**REQUIRED WORK**
Wherever the string "Yerel" occurs in a line of these records, report that line.

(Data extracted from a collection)
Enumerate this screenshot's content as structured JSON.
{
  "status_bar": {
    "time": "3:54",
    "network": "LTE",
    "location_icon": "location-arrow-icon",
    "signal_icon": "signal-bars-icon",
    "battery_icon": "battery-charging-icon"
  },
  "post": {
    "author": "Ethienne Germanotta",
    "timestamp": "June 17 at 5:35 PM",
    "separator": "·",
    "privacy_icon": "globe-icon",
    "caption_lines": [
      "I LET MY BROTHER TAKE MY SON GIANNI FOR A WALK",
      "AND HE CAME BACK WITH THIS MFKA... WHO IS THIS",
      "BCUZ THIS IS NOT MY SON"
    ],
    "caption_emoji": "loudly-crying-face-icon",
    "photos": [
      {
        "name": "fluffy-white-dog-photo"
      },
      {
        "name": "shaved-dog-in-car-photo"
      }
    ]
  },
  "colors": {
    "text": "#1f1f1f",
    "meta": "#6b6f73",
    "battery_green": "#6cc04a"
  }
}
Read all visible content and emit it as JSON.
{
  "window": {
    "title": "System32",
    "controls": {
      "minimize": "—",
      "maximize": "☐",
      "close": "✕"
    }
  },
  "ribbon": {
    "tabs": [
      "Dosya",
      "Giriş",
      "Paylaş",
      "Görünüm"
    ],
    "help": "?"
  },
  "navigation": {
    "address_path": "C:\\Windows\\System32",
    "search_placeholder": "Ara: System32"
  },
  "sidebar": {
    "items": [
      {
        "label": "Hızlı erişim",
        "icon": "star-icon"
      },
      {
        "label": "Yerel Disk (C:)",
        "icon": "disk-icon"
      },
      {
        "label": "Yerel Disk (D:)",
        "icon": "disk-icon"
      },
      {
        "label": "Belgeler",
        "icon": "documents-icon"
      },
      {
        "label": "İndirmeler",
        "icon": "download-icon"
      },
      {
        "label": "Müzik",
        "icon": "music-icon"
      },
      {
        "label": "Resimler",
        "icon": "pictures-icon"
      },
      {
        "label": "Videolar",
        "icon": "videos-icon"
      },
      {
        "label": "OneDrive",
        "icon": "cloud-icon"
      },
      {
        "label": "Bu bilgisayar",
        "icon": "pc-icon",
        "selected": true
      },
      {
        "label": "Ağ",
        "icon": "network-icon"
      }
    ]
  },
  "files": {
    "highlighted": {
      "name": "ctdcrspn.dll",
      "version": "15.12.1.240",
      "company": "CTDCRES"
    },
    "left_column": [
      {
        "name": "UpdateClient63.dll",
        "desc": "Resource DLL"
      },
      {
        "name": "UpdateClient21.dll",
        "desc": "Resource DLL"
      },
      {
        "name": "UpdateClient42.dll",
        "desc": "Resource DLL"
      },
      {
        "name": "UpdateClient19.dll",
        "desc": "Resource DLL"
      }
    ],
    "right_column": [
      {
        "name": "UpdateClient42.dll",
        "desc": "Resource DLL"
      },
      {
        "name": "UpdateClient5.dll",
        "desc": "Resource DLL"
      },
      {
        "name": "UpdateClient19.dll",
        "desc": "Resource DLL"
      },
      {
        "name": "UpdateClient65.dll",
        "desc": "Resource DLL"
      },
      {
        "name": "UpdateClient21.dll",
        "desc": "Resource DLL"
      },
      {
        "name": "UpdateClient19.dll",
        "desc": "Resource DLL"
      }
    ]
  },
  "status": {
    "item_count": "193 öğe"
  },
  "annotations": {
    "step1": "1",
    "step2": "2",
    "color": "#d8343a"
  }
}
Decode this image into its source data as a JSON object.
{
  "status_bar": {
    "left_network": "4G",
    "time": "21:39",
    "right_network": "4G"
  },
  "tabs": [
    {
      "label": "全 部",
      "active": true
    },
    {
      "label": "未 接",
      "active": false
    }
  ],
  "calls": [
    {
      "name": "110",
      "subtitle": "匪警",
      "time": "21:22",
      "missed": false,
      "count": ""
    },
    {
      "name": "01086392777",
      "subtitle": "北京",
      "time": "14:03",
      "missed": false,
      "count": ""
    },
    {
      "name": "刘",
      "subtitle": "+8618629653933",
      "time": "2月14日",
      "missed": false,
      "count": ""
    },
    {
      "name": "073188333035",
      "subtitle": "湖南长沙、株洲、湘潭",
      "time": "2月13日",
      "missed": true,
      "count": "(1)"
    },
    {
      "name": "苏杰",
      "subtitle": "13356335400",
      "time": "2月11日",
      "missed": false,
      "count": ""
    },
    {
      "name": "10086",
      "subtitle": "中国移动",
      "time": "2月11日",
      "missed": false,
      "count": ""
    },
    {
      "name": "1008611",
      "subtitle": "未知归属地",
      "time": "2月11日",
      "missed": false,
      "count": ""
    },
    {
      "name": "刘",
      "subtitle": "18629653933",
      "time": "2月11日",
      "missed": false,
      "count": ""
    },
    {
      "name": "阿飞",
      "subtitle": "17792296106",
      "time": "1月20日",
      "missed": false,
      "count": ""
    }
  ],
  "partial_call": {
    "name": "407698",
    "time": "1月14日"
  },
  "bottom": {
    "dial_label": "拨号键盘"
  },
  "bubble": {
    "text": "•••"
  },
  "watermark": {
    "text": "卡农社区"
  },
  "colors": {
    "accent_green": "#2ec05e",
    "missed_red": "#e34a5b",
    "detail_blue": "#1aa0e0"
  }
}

**SOLUTION FOR THIS EXERCISE**
        "label": "Yerel Disk (C:)",
        "label": "Yerel Disk (D:)",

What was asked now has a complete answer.